- [Task]
Find the "Give me the" line in the records below and repeat it and every later line exactly, up to the last; do not include pictures.

Collection entries:
——
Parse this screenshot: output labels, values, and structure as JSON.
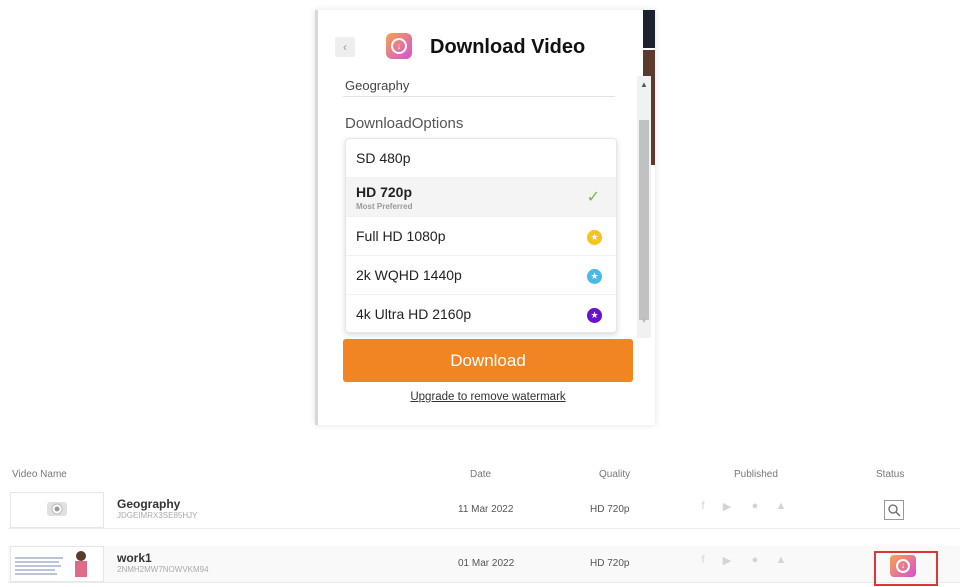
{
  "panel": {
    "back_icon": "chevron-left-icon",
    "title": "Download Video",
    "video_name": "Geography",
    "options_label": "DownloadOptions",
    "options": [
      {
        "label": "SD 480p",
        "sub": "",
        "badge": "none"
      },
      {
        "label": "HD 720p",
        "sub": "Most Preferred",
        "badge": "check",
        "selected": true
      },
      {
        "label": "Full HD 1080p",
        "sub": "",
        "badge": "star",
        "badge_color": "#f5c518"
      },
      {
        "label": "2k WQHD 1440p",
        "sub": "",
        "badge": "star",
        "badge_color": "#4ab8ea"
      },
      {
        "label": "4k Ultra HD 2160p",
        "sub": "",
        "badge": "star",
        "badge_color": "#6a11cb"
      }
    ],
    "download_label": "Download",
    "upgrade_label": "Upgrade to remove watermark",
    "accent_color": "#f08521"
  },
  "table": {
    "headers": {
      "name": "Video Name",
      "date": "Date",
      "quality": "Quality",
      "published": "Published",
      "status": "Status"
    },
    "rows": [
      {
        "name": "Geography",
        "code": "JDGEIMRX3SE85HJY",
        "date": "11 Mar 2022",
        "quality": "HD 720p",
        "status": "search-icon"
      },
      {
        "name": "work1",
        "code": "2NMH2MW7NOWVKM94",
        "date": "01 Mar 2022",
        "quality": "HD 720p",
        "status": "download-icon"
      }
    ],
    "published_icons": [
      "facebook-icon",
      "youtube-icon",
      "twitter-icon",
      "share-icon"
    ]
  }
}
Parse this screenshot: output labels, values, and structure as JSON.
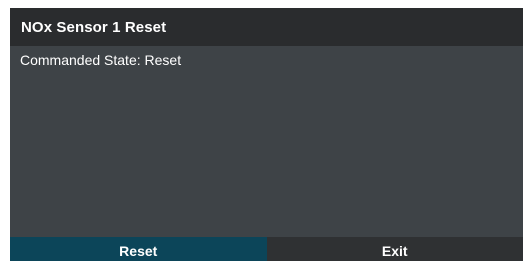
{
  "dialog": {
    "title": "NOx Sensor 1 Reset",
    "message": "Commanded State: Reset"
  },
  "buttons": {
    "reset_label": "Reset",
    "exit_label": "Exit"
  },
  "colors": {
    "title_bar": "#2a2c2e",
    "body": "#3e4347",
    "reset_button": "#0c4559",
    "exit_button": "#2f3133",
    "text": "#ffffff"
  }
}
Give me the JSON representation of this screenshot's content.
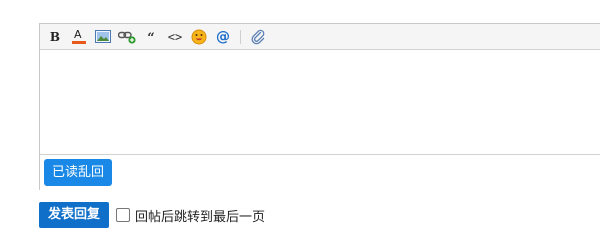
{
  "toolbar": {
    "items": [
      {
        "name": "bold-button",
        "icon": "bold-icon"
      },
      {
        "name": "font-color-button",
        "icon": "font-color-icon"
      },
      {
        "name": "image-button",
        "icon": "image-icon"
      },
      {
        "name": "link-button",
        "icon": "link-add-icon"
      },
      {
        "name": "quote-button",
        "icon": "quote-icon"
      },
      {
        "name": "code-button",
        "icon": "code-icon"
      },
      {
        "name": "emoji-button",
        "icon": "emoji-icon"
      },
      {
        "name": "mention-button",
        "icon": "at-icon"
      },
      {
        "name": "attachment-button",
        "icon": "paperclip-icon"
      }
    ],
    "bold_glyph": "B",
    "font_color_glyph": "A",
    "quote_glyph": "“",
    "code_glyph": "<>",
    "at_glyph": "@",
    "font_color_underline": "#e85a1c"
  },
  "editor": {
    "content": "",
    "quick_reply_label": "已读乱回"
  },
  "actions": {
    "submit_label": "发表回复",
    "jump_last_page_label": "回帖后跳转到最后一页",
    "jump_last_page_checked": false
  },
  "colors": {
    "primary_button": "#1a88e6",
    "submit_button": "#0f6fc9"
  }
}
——
- [Exercise result]
Give me the JSON representation of this screenshot's content.
{
  "toolbar": {
    "items": [
      {
        "name": "bold-button",
        "icon": "bold-icon"
      },
      {
        "name": "font-color-button",
        "icon": "font-color-icon"
      },
      {
        "name": "image-button",
        "icon": "image-icon"
      },
      {
        "name": "link-button",
        "icon": "link-add-icon"
      },
      {
        "name": "quote-button",
        "icon": "quote-icon"
      },
      {
        "name": "code-button",
        "icon": "code-icon"
      },
      {
        "name": "emoji-button",
        "icon": "emoji-icon"
      },
      {
        "name": "mention-button",
        "icon": "at-icon"
      },
      {
        "name": "attachment-button",
        "icon": "paperclip-icon"
      }
    ],
    "bold_glyph": "B",
    "font_color_glyph": "A",
    "quote_glyph": "“",
    "code_glyph": "<>",
    "at_glyph": "@",
    "font_color_underline": "#e85a1c"
  },
  "editor": {
    "content": "",
    "quick_reply_label": "已读乱回"
  },
  "actions": {
    "submit_label": "发表回复",
    "jump_last_page_label": "回帖后跳转到最后一页",
    "jump_last_page_checked": false
  },
  "colors": {
    "primary_button": "#1a88e6",
    "submit_button": "#0f6fc9"
  }
}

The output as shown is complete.